Only three judges can uphold this guarantee Roe, Colon said this isn’t some dystopian film or book. It’s real life.
“What people have learned now over the last 10 years, you don’t necessarily have to ‘overturn Roe,’ you just continue fucking with the existing abortion rights and hurting women and girls and people trying to get an abortion,” Colon continued. “The entire country is Mississippi, baby, whether they want to admit it or not. And so, nobody is really safe.”
Calling Mississippi “an abortion desert,” Colon said that in addition to having only one clinic, the state has some of the most stringent anti-abortion laws in the country. Mandatory wait time, multiple clinic visits, and laws targeting abortion providers who go beyond what is necessary for patient safety, like hospital-admitting privileges, all add to the burden of abortion access.
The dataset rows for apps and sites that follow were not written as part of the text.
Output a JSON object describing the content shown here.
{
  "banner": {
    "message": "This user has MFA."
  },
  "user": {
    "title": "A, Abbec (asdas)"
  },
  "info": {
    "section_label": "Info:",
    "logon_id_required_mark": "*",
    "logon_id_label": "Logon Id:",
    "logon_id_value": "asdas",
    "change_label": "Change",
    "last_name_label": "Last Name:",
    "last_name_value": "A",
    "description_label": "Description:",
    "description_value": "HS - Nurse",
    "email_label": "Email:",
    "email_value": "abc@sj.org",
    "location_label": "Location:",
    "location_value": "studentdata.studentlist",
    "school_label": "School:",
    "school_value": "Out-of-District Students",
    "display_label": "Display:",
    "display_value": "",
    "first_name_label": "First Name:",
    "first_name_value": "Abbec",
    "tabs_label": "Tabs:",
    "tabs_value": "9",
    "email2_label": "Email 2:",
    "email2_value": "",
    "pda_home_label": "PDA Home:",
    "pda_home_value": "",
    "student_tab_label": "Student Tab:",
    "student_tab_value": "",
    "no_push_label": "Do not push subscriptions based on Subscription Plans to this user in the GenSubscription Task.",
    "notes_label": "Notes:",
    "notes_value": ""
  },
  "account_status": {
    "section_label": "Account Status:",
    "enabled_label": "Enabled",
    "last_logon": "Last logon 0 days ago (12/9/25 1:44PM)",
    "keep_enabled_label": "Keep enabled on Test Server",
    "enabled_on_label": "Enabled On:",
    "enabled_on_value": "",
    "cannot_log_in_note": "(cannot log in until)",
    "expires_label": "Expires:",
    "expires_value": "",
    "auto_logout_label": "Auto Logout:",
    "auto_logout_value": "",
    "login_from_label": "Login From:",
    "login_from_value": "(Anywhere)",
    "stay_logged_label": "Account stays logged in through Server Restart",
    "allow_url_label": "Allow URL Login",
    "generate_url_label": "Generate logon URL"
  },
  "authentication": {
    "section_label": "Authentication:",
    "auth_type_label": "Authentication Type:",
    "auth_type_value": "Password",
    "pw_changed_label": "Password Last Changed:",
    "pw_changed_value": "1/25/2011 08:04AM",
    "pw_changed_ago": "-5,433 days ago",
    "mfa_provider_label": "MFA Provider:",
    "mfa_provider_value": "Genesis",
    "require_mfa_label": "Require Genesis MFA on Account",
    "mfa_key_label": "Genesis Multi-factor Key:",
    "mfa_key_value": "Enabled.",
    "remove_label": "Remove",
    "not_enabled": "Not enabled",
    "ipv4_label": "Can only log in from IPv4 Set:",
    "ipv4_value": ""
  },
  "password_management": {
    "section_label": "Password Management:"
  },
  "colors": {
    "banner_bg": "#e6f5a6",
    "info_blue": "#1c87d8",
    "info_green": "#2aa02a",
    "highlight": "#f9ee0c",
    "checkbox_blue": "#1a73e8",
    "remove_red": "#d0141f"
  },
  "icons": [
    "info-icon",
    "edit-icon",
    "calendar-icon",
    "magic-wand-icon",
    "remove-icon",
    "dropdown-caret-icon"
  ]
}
Despite the so-called “culture of life” that Mississippi Gov. Tate Reeves and other anti-abortion officials claim to espouse, their narrow concern for so-called life runs counter to the International Covenant on Civil and Political Rights adopted by the United States, which strive “toward preventing maternal mortality and morbidity, to secure women’s and girls’ right to equality and non-discrimination, and to ensure their right to life.”
While federal legislative interventions are important to protecting people’s right to personal liberty and bodily autonomy, Mississippi organizers are not waiting for national saviors.
“Our priority should be making sure that people have access to the health care that they want [and] need,” Colon said. “That means ensuring that people who want to get an abortion at a clinic or doctor’s office can do so without restrictions or barriers.”